● Source data
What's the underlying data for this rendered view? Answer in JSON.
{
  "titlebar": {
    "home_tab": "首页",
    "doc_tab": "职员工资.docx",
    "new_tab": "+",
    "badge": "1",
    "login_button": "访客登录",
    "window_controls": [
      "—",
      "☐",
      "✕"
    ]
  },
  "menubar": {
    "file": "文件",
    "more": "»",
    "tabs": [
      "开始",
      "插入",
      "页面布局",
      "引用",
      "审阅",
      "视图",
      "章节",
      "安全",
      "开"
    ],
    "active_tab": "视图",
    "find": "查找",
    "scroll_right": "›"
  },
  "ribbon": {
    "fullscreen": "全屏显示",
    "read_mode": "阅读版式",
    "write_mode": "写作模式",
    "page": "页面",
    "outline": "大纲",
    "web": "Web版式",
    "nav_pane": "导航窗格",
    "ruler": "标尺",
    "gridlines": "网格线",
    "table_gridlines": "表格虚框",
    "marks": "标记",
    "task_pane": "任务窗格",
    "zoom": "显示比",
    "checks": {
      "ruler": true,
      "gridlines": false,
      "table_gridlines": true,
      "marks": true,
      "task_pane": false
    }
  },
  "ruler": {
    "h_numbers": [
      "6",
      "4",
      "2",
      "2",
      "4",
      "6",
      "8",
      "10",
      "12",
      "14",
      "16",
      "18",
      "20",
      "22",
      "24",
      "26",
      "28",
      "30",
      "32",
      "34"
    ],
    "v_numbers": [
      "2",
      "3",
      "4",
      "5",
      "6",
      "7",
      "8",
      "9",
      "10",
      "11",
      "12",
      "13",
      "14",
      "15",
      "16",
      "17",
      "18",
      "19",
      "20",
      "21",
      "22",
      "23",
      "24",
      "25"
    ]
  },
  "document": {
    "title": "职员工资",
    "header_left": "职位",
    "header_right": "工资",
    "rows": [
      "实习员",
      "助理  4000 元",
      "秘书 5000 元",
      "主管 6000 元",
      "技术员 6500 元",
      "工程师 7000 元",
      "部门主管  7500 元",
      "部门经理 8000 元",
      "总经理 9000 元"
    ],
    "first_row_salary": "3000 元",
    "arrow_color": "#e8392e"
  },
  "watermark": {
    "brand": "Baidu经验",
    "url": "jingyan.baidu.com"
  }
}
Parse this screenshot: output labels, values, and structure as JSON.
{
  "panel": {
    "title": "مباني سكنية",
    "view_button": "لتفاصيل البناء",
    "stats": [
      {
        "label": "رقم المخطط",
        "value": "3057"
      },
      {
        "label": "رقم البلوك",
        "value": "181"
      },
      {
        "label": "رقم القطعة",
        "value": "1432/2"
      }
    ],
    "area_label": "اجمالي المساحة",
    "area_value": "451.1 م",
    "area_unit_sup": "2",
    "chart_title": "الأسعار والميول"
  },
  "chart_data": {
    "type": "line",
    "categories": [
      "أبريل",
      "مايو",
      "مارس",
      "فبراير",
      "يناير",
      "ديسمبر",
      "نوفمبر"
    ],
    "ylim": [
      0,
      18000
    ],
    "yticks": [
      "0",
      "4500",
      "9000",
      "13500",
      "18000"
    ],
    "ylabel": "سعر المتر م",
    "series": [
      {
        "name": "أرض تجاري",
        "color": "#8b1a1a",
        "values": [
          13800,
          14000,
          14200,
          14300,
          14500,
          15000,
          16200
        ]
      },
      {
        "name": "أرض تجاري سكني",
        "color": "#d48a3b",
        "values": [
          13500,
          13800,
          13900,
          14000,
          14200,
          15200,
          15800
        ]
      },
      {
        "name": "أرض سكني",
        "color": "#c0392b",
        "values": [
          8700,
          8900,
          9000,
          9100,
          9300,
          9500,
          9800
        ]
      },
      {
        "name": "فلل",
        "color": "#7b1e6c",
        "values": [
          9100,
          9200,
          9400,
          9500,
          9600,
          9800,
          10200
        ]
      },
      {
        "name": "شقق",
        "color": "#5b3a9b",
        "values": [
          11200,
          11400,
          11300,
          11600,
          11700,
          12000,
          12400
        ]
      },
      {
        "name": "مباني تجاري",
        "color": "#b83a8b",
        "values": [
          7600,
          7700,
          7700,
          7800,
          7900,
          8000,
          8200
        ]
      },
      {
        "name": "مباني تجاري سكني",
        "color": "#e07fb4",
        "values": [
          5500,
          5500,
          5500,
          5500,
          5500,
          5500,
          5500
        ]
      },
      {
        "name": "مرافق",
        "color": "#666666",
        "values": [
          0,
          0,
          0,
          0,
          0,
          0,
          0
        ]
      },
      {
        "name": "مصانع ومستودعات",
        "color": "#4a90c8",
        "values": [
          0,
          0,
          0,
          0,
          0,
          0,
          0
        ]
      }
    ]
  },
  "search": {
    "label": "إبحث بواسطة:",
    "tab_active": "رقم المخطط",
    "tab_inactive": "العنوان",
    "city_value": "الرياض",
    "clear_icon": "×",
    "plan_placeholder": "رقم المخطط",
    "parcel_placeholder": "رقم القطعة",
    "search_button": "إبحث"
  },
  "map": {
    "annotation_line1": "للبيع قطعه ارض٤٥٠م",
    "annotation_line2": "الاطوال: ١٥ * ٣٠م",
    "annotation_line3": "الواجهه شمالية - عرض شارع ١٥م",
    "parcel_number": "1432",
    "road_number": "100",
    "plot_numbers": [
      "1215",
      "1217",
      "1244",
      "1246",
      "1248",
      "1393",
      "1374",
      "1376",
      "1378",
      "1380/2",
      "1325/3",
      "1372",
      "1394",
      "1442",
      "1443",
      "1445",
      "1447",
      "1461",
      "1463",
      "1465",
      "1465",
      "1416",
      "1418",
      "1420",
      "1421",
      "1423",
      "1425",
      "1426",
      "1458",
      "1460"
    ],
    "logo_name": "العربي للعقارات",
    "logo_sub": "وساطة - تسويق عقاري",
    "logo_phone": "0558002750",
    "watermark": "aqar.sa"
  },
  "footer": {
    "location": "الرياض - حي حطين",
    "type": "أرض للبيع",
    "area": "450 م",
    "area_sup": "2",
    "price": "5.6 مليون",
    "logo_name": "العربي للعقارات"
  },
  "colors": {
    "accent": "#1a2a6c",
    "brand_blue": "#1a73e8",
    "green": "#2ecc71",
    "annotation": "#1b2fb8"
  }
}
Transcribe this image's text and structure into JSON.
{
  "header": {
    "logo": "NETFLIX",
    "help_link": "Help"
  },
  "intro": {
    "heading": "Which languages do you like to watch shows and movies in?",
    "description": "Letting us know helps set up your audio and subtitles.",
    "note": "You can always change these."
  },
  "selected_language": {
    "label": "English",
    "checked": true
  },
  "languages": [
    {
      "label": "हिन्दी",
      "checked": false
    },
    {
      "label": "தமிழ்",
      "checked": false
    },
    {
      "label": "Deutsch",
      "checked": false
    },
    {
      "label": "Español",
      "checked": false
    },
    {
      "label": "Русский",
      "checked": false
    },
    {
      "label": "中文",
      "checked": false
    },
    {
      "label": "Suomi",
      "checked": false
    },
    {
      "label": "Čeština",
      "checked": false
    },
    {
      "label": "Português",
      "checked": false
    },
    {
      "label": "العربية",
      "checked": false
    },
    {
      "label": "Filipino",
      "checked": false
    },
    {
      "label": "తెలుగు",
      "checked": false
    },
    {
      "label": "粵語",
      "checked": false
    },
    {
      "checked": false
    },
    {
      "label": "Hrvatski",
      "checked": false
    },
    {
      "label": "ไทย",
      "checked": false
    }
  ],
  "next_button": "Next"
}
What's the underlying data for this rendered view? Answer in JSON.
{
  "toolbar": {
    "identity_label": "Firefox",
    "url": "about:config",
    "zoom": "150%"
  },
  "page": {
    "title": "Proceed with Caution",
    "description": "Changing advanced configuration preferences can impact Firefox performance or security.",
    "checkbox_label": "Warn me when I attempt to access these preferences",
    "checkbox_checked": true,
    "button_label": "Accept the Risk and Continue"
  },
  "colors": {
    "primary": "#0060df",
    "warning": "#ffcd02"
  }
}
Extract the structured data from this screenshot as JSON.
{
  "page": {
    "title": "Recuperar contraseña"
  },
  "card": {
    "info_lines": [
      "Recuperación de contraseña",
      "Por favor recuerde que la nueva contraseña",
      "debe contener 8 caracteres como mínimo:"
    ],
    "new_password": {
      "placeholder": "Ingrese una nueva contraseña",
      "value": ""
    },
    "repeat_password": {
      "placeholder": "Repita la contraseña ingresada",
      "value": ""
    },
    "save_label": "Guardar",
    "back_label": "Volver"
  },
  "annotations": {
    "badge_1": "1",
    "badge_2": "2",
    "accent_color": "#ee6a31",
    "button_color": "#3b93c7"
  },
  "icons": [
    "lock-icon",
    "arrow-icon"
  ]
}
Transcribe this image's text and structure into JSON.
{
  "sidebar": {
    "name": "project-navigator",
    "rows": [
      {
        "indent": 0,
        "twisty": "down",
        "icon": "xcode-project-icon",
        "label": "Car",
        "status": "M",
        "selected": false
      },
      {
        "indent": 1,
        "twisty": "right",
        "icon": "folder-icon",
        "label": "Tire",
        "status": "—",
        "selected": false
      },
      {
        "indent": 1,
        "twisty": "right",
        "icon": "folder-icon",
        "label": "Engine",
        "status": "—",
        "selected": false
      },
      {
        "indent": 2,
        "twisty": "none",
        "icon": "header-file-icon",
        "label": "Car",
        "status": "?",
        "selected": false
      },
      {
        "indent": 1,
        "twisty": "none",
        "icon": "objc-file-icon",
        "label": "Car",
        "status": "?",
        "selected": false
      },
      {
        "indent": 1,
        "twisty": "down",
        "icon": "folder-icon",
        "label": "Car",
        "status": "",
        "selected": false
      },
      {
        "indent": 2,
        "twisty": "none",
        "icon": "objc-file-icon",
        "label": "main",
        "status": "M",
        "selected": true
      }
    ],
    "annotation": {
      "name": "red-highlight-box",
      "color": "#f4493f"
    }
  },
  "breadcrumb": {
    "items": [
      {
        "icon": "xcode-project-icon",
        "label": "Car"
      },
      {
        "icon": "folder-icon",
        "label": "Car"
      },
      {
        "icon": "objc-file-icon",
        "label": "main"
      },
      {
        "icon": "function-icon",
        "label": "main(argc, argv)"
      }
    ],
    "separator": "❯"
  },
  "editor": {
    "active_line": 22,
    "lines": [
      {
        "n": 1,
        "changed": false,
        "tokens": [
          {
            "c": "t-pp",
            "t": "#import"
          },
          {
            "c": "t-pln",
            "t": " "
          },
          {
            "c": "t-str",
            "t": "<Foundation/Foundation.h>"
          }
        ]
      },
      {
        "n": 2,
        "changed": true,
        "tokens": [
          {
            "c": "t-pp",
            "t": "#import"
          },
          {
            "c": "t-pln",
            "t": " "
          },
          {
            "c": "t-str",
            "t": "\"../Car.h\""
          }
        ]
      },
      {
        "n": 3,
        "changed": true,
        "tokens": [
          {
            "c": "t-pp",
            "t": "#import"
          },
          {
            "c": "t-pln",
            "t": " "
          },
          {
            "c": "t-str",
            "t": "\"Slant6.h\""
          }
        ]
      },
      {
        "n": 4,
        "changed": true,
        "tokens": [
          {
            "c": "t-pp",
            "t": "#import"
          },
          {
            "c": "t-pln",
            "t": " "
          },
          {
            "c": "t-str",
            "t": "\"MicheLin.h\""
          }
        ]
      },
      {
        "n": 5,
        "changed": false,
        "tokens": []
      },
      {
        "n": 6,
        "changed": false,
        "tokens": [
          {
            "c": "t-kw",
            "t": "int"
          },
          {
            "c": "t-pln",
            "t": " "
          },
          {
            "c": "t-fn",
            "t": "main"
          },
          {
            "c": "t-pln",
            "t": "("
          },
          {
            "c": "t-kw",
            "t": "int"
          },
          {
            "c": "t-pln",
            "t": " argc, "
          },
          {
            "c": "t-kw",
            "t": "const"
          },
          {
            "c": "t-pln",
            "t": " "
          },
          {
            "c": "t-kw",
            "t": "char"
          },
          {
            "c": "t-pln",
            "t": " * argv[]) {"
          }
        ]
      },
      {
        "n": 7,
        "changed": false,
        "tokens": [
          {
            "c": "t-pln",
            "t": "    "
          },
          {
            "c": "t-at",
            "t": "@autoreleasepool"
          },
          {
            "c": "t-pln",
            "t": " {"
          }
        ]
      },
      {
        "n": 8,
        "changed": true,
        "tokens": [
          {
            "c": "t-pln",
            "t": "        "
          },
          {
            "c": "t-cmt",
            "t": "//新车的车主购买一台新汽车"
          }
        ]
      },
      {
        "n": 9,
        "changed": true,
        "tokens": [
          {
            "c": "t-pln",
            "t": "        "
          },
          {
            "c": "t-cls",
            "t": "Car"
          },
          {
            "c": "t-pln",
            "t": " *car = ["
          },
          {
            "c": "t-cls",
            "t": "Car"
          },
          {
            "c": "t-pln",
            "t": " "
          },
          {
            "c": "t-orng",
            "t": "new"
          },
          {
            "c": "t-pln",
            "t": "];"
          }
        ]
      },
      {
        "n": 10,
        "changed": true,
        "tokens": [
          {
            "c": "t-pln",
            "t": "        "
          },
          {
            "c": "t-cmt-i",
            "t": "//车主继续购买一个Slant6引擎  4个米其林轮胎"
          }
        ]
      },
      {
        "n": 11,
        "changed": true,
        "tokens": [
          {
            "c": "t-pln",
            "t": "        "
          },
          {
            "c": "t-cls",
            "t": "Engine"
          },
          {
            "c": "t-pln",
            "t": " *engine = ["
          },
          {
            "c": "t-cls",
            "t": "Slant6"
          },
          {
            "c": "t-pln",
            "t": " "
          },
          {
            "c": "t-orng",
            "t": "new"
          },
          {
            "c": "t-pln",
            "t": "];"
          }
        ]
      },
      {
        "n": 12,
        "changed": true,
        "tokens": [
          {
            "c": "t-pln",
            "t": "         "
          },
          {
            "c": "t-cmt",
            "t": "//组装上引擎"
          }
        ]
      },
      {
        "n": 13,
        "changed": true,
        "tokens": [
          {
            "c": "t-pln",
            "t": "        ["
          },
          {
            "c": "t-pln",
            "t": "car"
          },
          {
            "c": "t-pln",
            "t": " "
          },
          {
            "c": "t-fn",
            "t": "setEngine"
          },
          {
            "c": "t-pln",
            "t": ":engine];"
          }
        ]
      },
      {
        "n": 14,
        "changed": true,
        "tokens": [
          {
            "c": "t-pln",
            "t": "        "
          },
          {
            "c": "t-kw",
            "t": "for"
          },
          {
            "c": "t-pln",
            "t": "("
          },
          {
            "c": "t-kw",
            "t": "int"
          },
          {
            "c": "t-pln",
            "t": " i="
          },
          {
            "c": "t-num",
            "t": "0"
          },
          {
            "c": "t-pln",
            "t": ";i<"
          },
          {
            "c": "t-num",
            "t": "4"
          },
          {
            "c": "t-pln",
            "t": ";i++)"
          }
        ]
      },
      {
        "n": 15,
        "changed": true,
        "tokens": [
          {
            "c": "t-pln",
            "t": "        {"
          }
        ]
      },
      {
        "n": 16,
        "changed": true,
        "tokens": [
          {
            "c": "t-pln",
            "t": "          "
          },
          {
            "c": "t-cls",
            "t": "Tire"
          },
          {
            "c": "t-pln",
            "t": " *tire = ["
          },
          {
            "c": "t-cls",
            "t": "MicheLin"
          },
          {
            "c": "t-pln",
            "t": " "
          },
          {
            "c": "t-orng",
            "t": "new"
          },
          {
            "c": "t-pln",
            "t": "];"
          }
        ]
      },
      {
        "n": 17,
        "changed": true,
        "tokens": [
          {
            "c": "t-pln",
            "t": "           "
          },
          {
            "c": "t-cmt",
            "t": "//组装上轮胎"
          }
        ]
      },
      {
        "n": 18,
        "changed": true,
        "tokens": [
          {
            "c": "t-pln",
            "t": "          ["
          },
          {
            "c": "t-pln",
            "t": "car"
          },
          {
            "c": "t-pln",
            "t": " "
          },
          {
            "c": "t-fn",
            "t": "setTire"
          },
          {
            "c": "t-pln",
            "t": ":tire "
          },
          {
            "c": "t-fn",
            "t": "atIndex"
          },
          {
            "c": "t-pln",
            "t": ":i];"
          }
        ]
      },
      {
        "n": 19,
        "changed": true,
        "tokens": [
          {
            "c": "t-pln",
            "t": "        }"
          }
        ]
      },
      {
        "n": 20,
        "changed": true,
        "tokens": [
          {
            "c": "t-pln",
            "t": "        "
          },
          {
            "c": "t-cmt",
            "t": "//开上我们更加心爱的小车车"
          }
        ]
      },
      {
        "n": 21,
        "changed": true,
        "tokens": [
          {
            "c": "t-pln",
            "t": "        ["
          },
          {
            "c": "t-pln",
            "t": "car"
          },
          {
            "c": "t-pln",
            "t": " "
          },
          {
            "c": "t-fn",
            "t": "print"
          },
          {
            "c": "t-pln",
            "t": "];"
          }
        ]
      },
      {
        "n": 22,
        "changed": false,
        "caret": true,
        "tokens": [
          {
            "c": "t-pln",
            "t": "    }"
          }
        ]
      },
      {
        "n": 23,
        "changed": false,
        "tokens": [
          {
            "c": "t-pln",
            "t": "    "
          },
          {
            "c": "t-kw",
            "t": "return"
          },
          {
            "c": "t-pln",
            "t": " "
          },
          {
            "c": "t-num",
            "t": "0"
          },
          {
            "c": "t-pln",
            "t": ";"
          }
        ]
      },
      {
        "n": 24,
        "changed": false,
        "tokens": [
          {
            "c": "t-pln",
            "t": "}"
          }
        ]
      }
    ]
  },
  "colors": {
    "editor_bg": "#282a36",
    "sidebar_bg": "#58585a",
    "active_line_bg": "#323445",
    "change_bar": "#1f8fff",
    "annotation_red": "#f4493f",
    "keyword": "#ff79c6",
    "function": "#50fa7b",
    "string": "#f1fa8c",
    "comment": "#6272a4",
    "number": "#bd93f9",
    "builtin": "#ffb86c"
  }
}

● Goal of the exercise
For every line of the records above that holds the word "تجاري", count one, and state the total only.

● Solution to the problem
4